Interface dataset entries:
######

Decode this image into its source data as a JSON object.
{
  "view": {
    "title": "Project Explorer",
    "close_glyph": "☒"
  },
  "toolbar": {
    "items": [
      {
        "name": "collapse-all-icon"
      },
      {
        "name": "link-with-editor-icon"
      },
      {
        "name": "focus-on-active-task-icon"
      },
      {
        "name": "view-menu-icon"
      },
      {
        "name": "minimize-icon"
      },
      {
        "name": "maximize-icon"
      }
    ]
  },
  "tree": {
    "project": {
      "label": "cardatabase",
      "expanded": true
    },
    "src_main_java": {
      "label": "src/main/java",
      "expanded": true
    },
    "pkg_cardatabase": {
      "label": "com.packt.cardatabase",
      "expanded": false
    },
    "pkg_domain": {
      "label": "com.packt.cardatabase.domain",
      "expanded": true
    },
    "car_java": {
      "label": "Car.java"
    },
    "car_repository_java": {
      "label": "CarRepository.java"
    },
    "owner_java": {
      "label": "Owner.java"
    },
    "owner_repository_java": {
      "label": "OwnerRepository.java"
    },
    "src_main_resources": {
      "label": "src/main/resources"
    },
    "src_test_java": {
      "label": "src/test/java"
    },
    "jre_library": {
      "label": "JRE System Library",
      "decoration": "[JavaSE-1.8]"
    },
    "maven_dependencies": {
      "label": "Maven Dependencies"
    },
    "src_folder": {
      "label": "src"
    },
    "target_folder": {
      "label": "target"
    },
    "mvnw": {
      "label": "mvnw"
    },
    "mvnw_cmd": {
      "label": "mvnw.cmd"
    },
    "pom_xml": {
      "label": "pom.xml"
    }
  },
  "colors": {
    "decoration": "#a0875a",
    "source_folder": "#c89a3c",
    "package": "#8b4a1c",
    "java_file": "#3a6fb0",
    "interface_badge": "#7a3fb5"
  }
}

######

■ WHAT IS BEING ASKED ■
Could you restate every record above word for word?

■ SOLUTION TO THE EXERCISE ■
Decode this image into its source data as a JSON object.
{
  "view": {
    "title": "Project Explorer",
    "close_glyph": "☒"
  },
  "toolbar": {
    "items": [
      {
        "name": "collapse-all-icon"
      },
      {
        "name": "link-with-editor-icon"
      },
      {
        "name": "focus-on-active-task-icon"
      },
      {
        "name": "view-menu-icon"
      },
      {
        "name": "minimize-icon"
      },
      {
        "name": "maximize-icon"
      }
    ]
  },
  "tree": {
    "project": {
      "label": "cardatabase",
      "expanded": true
    },
    "src_main_java": {
      "label": "src/main/java",
      "expanded": true
    },
    "pkg_cardatabase": {
      "label": "com.packt.cardatabase",
      "expanded": false
    },
    "pkg_domain": {
      "label": "com.packt.cardatabase.domain",
      "expanded": true
    },
    "car_java": {
      "label": "Car.java"
    },
    "car_repository_java": {
      "label": "CarRepository.java"
    },
    "owner_java": {
      "label": "Owner.java"
    },
    "owner_repository_java": {
      "label": "OwnerRepository.java"
    },
    "src_main_resources": {
      "label": "src/main/resources"
    },
    "src_test_java": {
      "label": "src/test/java"
    },
    "jre_library": {
      "label": "JRE System Library",
      "decoration": "[JavaSE-1.8]"
    },
    "maven_dependencies": {
      "label": "Maven Dependencies"
    },
    "src_folder": {
      "label": "src"
    },
    "target_folder": {
      "label": "target"
    },
    "mvnw": {
      "label": "mvnw"
    },
    "mvnw_cmd": {
      "label": "mvnw.cmd"
    },
    "pom_xml": {
      "label": "pom.xml"
    }
  },
  "colors": {
    "decoration": "#a0875a",
    "source_folder": "#c89a3c",
    "package": "#8b4a1c",
    "java_file": "#3a6fb0",
    "interface_badge": "#7a3fb5"
  }
}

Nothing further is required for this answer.